Here is a good article from an Atheist Blog. The writer rejects faith in acceptance of reason, but I’d prefer if people would learn the word “Fideism” in order to more accurately specify who they’re arguing with.
I think the most valuable words in the article are:
I stated that the principles of logic are “certain.” This touches on a particularly important part of the faith vs. reason debate. Often, the advocate of faith will say, “But you can’t prove the truth of logic, so you must have “faith” in it—just as I have faith in God.” This critique of reason brings to mind the story of the child who keeps asking “why?” to every answer offered by the parent. Of course, this infinite regress of cause and effect cannot go on forever. To understand when to stop asking “why?” is to begin to understand the nature of concepts. Concepts do not exist in a vacuum. With one class of exceptions, concepts derive their meaning from some immediately ancestral set of concepts and can retain their meaning only within that context. You hit “bedrock” when you reach the so-called axiomatic concepts, which are irreducible, primary facts of reality—our “percepts.” These percepts form the foundation upon which we build our concepts. How do you know when you’ve finally hit these primary facts of reality in the long string of why’s? You know—and this is critically important—when there is no way to deny them, or even to question them, without presupposing that they are, in fact, true. To deny them or to even question whether they are true is to literally utter a contradiction.

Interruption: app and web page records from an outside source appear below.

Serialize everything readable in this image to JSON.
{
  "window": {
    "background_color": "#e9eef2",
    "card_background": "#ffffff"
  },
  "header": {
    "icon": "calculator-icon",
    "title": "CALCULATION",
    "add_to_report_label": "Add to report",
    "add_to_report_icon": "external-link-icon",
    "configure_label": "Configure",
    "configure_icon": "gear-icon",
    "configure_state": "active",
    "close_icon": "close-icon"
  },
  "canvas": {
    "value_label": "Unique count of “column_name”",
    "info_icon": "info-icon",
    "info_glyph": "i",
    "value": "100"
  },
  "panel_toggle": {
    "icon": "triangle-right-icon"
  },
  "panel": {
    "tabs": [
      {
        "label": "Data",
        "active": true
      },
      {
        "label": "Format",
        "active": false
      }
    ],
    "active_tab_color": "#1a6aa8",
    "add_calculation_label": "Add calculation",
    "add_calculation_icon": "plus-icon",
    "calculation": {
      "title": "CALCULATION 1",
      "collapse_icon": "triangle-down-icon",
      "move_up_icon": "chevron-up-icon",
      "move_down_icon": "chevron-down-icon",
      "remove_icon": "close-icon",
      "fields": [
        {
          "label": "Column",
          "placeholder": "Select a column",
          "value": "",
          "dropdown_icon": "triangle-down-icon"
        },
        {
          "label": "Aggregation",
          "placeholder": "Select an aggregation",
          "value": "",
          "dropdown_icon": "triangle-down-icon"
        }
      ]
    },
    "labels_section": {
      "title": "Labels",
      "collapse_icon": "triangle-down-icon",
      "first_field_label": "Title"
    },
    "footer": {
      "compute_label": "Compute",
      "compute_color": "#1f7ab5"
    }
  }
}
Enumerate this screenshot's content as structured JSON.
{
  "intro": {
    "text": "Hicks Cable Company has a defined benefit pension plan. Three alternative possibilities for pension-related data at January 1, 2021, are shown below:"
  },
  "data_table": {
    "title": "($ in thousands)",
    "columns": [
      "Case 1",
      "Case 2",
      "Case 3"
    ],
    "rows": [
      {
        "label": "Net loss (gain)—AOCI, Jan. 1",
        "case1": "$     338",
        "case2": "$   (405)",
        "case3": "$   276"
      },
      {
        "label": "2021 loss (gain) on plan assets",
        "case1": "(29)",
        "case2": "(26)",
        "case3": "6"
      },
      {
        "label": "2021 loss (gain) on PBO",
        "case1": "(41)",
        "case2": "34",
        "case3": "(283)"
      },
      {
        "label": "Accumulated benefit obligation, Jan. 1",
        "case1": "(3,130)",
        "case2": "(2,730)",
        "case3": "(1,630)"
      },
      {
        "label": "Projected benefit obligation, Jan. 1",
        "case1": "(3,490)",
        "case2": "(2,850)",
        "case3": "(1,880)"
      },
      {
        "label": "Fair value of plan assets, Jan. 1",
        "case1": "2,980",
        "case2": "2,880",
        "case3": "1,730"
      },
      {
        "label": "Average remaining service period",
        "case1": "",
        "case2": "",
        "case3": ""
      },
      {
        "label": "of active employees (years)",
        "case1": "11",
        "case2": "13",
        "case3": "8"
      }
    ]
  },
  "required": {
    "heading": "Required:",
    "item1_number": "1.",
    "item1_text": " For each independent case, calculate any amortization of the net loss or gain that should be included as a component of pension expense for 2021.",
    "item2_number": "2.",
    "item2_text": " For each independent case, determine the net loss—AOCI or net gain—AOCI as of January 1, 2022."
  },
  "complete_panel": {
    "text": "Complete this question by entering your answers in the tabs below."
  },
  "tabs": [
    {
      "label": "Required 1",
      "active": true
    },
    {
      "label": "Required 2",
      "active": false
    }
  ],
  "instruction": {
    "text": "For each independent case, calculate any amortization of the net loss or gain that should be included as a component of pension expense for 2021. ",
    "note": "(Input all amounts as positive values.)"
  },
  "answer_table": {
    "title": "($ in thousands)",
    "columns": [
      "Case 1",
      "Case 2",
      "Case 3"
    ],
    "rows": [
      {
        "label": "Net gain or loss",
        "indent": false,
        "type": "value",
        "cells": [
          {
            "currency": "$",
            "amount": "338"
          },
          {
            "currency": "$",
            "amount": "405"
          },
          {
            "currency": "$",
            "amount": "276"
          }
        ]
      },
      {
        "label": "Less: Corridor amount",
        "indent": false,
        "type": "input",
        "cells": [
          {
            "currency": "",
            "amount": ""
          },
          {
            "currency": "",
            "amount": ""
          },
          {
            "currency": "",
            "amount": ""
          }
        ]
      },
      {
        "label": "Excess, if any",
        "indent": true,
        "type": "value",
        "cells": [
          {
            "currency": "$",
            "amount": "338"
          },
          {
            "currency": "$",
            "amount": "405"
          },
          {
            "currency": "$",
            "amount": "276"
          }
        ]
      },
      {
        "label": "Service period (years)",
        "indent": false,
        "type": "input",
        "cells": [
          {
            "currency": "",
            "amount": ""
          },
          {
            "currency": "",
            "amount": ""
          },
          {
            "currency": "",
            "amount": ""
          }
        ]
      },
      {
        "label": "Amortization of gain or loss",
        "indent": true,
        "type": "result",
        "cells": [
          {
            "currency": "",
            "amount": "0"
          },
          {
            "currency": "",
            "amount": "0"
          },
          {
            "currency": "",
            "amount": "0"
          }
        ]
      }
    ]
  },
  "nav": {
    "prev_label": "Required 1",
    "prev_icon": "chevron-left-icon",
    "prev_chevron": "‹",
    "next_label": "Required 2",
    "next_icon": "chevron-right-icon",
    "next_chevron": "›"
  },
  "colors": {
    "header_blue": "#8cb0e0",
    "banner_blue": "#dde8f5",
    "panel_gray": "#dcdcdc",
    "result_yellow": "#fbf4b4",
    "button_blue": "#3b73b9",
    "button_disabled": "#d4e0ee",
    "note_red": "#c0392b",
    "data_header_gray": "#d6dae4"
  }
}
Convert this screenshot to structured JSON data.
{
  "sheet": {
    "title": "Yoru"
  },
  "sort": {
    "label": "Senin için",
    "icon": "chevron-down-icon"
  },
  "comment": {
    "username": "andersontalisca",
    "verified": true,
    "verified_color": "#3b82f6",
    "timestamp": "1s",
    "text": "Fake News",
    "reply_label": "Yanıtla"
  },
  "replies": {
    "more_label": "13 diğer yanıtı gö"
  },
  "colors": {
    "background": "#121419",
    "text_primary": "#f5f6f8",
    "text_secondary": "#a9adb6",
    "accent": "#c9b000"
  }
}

I think Presuppositional apologists would say that Faith in God is bedrock, because without God who is omniscient and therefore a perfect authority.
A simple application of what he’s saying:
Suppose I say, “Logic is an arbitrary human invention and could be wrong.” Well, if it is wrong, then the Law of Contradiction (a thing cannot be itself and its negation at the same time and in the same respect) and the related Law of Identity (a thing is itself) are wrong; but then that means the very words that make up my original claim, such as, “Logic is arbitrary” could mean “Logic is not arbitrary” or it could mean both at the same time and in the same respect. In fact, it could mean “I like chunky peanut butter.” If all that sounds crazy and unintelligible, that’s because it is, as are all utterances when the truth of logical principles cannot be assumed.
My own way of explaining this is as follows: Reason is unquestionable because Reason makes questioning possible. Reason cannot be doubted without calling it into question. Reason is certain if it cannot be doubted.
At the end he adds to his defense of reason, a criticism of faith (Fideism),
A member of Christian sect X believes that all other sects are damned, and she says that she knows this through faith. The person she is talking to is a member of sect Y that believes only sect Y is the one true faith, and that all others are damned, including members of sect X—and, of course, she knows this through faith. Clearly they both cannot be right. The member of sect Y asks the member of sect X how she knows that she is not really just hearing the deceitful voice of Satan leading her down a false path. To that our sect X member confidently replies, “I know that through faith as well.” Not surprisingly, these are the same answers given by the member of sect Y to exactly the same questions regarding her confidence in the truth of her favorite sect. There is no independently validated method to resolve this. If reason is not the standard, then there literally is no standard, and people who abandon it have simply written themselves a blank check to believe whatever they choose. Cloaking this irrationalism with comfortable terms like “faith” does not make it any less irrational. As John A. T. Robinson once put it: “The only alternatives to thinking with reason are thinking unreasonably and not thinking.”
For the record, I do not believe that the implication of giving Reason highest authority is atheism.